Alcoholic Architecture, opening July 31, is an installation that “explodes drinks to the scale of architecture,” as described by its creators. The culinary events group Bompas & Parr is well-known for its atypical style. In the past, the group has showcased imaginative feats like fruit-flavored fireworks (featuring peach snow, Seville orange smoke and edible banana confetti) and has harnessed the power of lightning to sear steaks.
Bompas & Parr’s first experiment with breathable beverages was introduced in 2009, when the group created an immersive cocktail environment filled with vaporized Gin & Tonic. The latest iteration of the project will live inside London’s Borough Market and feature a similar walk-in cloud of breathable cocktail. Composed entirely of fine spirits and a mixer at a ratio of 1:3, the installation comes to life using humidifiers that saturate the air.
And it’s not just your lungs doing the drinking on this cloud. The alcohol enters your bloodstream through mucous membranes—meaning your eyeballs get in on the action too. That means that guests can take in 40 percent less alcohol in this environment but experience the same effects since the alcohol never enters the liver. Sound a little sketchy? Don’t fret, Bompas & Parr worked with respiratory scientists to ensure that the boozy mist is safe. Guests can enjoy the fog-filled room for a maximum of one hour and are provided with a hooded cape to keep the alcoholic fumes from clinging to their clothes.

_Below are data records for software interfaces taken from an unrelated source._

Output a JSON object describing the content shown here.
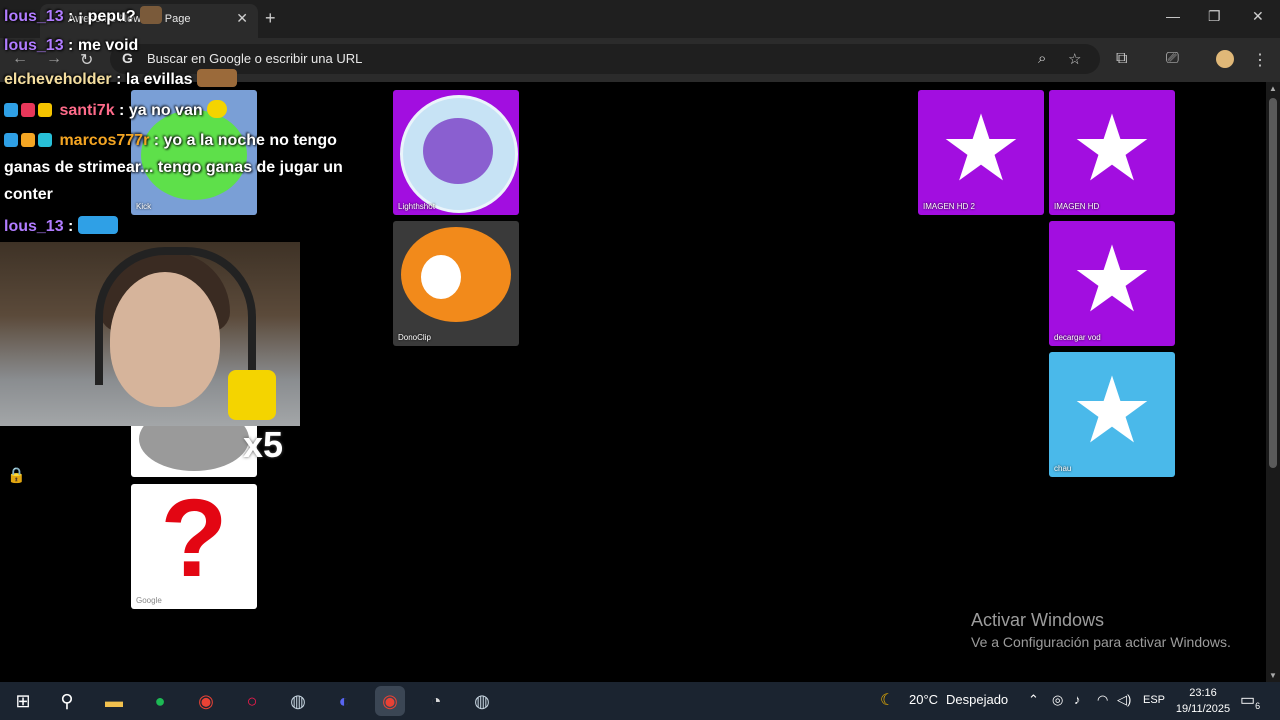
{
  "browser": {
    "tab_title": "Awesome New Tab Page",
    "new_tab_symbol": "+",
    "close_symbol": "✕",
    "window": {
      "minimize": "—",
      "restore": "❐",
      "close": "✕"
    },
    "omnibox": {
      "g": "G",
      "placeholder": "Buscar en Google o escribir una URL"
    },
    "icons": [
      "back-icon",
      "forward-icon",
      "reload-icon",
      "zoom-icon",
      "bookmark-star-icon",
      "extensions-icon",
      "cast-icon",
      "profile-icon",
      "menu-icon"
    ]
  },
  "tiles": [
    {
      "label": "Lighthshot",
      "color": "#a20ee0"
    },
    {
      "label": "DonoClip",
      "color": "#3a3a3a"
    },
    {
      "label": "IMAGEN HD 2",
      "color": "#a20ee0",
      "icon": "★"
    },
    {
      "label": "IMAGEN HD",
      "color": "#a20ee0",
      "icon": "★"
    },
    {
      "label": "decargar vod",
      "color": "#a20ee0",
      "icon": "★"
    },
    {
      "label": "chau",
      "color": "#4ab9ea",
      "icon": "★"
    },
    {
      "label": "Kick",
      "color": "#7a9fd6"
    },
    {
      "label": "Google",
      "color": "#ffffff",
      "icon": "?"
    }
  ],
  "chat": [
    {
      "user": "lous_13",
      "user_color": "#b07cff",
      "message": ": ¡ pepu?"
    },
    {
      "user": "lous_13",
      "user_color": "#b07cff",
      "message": ": me void"
    },
    {
      "user": "elcheveholder",
      "user_color": "#f5dfa0",
      "message": ": la evillas"
    },
    {
      "user": "santi7k",
      "user_color": "#ff6b8a",
      "message": ": ya no van"
    },
    {
      "user": "marcos777r",
      "user_color": "#f5a623",
      "message": ": yo a la noche no tengo ganas de strimear... tengo ganas de jugar un conter"
    },
    {
      "user": "lous_13",
      "user_color": "#b07cff",
      "message": ":"
    }
  ],
  "emote_overlay_text": "x5",
  "activate_windows": {
    "title": "Activar Windows",
    "subtitle": "Ve a Configuración para activar Windows."
  },
  "taskbar": {
    "weather_temp": "20°C",
    "weather_desc": "Despejado",
    "language": "ESP",
    "time": "23:16",
    "date": "19/11/2025",
    "notification_count": "6",
    "apps": [
      "windows-start-icon",
      "search-icon",
      "file-explorer-icon",
      "spotify-icon",
      "chrome-icon",
      "opera-gx-icon",
      "steam-icon",
      "discord-icon",
      "chrome-active-icon",
      "speedometer-icon",
      "steam-helper-icon"
    ]
  }
}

So what exactly does this breathable cloud have on tap? Alcoholic Architecture is located on the site of an ancient monastery, which directly influenced the cocktail list. All of the beers and spirits served inside the cloud were created by monks, so you can expect to imbibe everything from Trappist beer to Bénédictine and Chartreuse.

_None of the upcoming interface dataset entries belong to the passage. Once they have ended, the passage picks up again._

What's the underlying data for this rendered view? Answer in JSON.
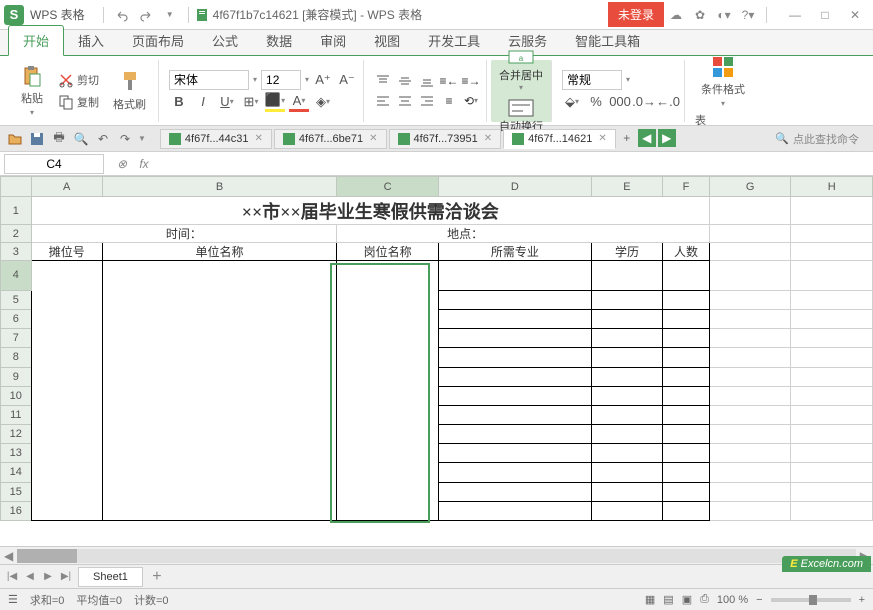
{
  "app": {
    "logo": "S",
    "name": "WPS 表格",
    "doc_title": "4f67f1b7c14621 [兼容模式] - WPS 表格",
    "login": "未登录"
  },
  "menu": {
    "tabs": [
      "开始",
      "插入",
      "页面布局",
      "公式",
      "数据",
      "审阅",
      "视图",
      "开发工具",
      "云服务",
      "智能工具箱"
    ]
  },
  "ribbon": {
    "paste": "粘贴",
    "cut": "剪切",
    "copy": "复制",
    "format_painter": "格式刷",
    "font_name": "宋体",
    "font_size": "12",
    "merge_center": "合并居中",
    "wrap_text": "自动换行",
    "number_format": "常规",
    "cond_format": "条件格式",
    "table_last": "表"
  },
  "doctabs": {
    "t1": "4f67f...44c31",
    "t2": "4f67f...6be71",
    "t3": "4f67f...73951",
    "t4": "4f67f...14621",
    "search_placeholder": "点此查找命令"
  },
  "formula": {
    "cell_ref": "C4",
    "fx": "fx",
    "value": ""
  },
  "sheet": {
    "cols": [
      "A",
      "B",
      "C",
      "D",
      "E",
      "F",
      "G",
      "H"
    ],
    "rows": [
      "1",
      "2",
      "3",
      "4",
      "5",
      "6",
      "7",
      "8",
      "9",
      "10",
      "11",
      "12",
      "13",
      "14",
      "15",
      "16"
    ],
    "title": "××市××届毕业生寒假供需洽谈会",
    "time_label": "时间：",
    "place_label": "地点：",
    "headers": {
      "a": "摊位号",
      "b": "单位名称",
      "c": "岗位名称",
      "d": "所需专业",
      "e": "学历",
      "f": "人数"
    },
    "tab_name": "Sheet1"
  },
  "status": {
    "sum": "求和=0",
    "avg": "平均值=0",
    "count": "计数=0",
    "zoom": "100 %"
  },
  "watermark": "Excelcn.com"
}
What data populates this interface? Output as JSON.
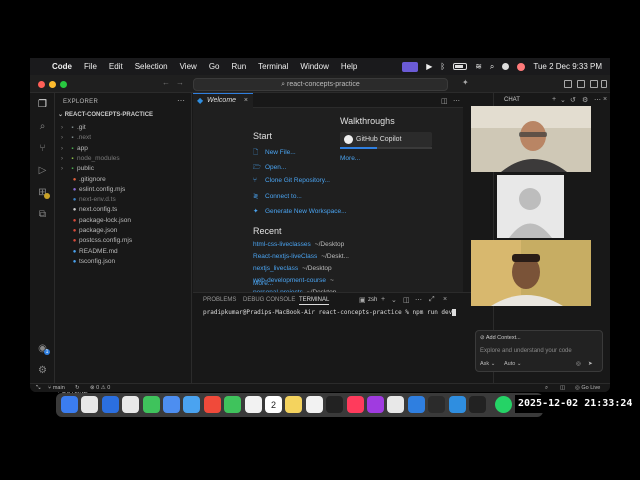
{
  "menubar": {
    "app": "Code",
    "menus": [
      "File",
      "Edit",
      "Selection",
      "View",
      "Go",
      "Run",
      "Terminal",
      "Window",
      "Help"
    ],
    "clock": "Tue 2 Dec  9:33 PM"
  },
  "titlebar": {
    "search": "react-concepts-practice"
  },
  "explorer": {
    "header": "EXPLORER",
    "project": "REACT-CONCEPTS-PRACTICE",
    "files": [
      {
        "name": ".git",
        "type": "folder",
        "color": "#bbbbbb",
        "icon_color": "#7f8c8d"
      },
      {
        "name": ".next",
        "type": "folder",
        "color": "#7a7a7a",
        "icon_color": "#7f8c8d"
      },
      {
        "name": "app",
        "type": "folder",
        "color": "#bbbbbb",
        "icon_color": "#4caf50"
      },
      {
        "name": "node_modules",
        "type": "folder",
        "color": "#7a7a7a",
        "icon_color": "#8bc34a"
      },
      {
        "name": "public",
        "type": "folder",
        "color": "#bbbbbb",
        "icon_color": "#4caf50"
      },
      {
        "name": ".gitignore",
        "type": "file",
        "color": "#bbbbbb",
        "icon_color": "#e0603c"
      },
      {
        "name": "eslint.config.mjs",
        "type": "file",
        "color": "#bbbbbb",
        "icon_color": "#8a6bd6"
      },
      {
        "name": "next-env.d.ts",
        "type": "file",
        "color": "#7a7a7a",
        "icon_color": "#3b82c4"
      },
      {
        "name": "next.config.ts",
        "type": "file",
        "color": "#bbbbbb",
        "icon_color": "#cccccc"
      },
      {
        "name": "package-lock.json",
        "type": "file",
        "color": "#bbbbbb",
        "icon_color": "#d84a3a"
      },
      {
        "name": "package.json",
        "type": "file",
        "color": "#bbbbbb",
        "icon_color": "#d84a3a"
      },
      {
        "name": "postcss.config.mjs",
        "type": "file",
        "color": "#bbbbbb",
        "icon_color": "#d84a3a"
      },
      {
        "name": "README.md",
        "type": "file",
        "color": "#bbbbbb",
        "icon_color": "#4aa3f0"
      },
      {
        "name": "tsconfig.json",
        "type": "file",
        "color": "#bbbbbb",
        "icon_color": "#4aa3f0"
      }
    ],
    "outline": "OUTLINE"
  },
  "editor": {
    "tab": "Welcome",
    "start_title": "Start",
    "start_items": [
      "New File...",
      "Open...",
      "Clone Git Repository...",
      "Connect to...",
      "Generate New Workspace..."
    ],
    "recent_title": "Recent",
    "recent": [
      {
        "name": "html-css-liveclasses",
        "path": "~/Desktop"
      },
      {
        "name": "React-nextjs-liveClass",
        "path": "~/Deskt..."
      },
      {
        "name": "nextjs_liveclass",
        "path": "~/Desktop"
      },
      {
        "name": "web-development-course",
        "path": "~"
      },
      {
        "name": "personal-projects",
        "path": "~/Desktop"
      }
    ],
    "recent_more": "More...",
    "walkthroughs_title": "Walkthroughs",
    "walkthrough": "GitHub Copilot",
    "walkthrough_progress": 0.4,
    "walkthroughs_more": "More..."
  },
  "panel": {
    "tabs": [
      "PROBLEMS",
      "DEBUG CONSOLE",
      "TERMINAL"
    ],
    "shell": "zsh",
    "prompt": "pradipkumar@Pradips-MacBook-Air react-concepts-practice % npm run dev"
  },
  "chat": {
    "title": "CHAT",
    "add_context": "Add Context...",
    "placeholder": "Explore and understand your code",
    "mode": "Ask",
    "model": "Auto"
  },
  "statusbar": {
    "branch": "main",
    "problems": "0",
    "warnings": "0",
    "go_live": "Go Live"
  },
  "dock": {
    "calendar_day": "2",
    "timestamp": "2025-12-02 21:33:24"
  }
}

Ready to get a little fuzzy with fog? Tickets are available for purchase (for those over 18 only) and cost $20, and the installation will be up and running through early next year.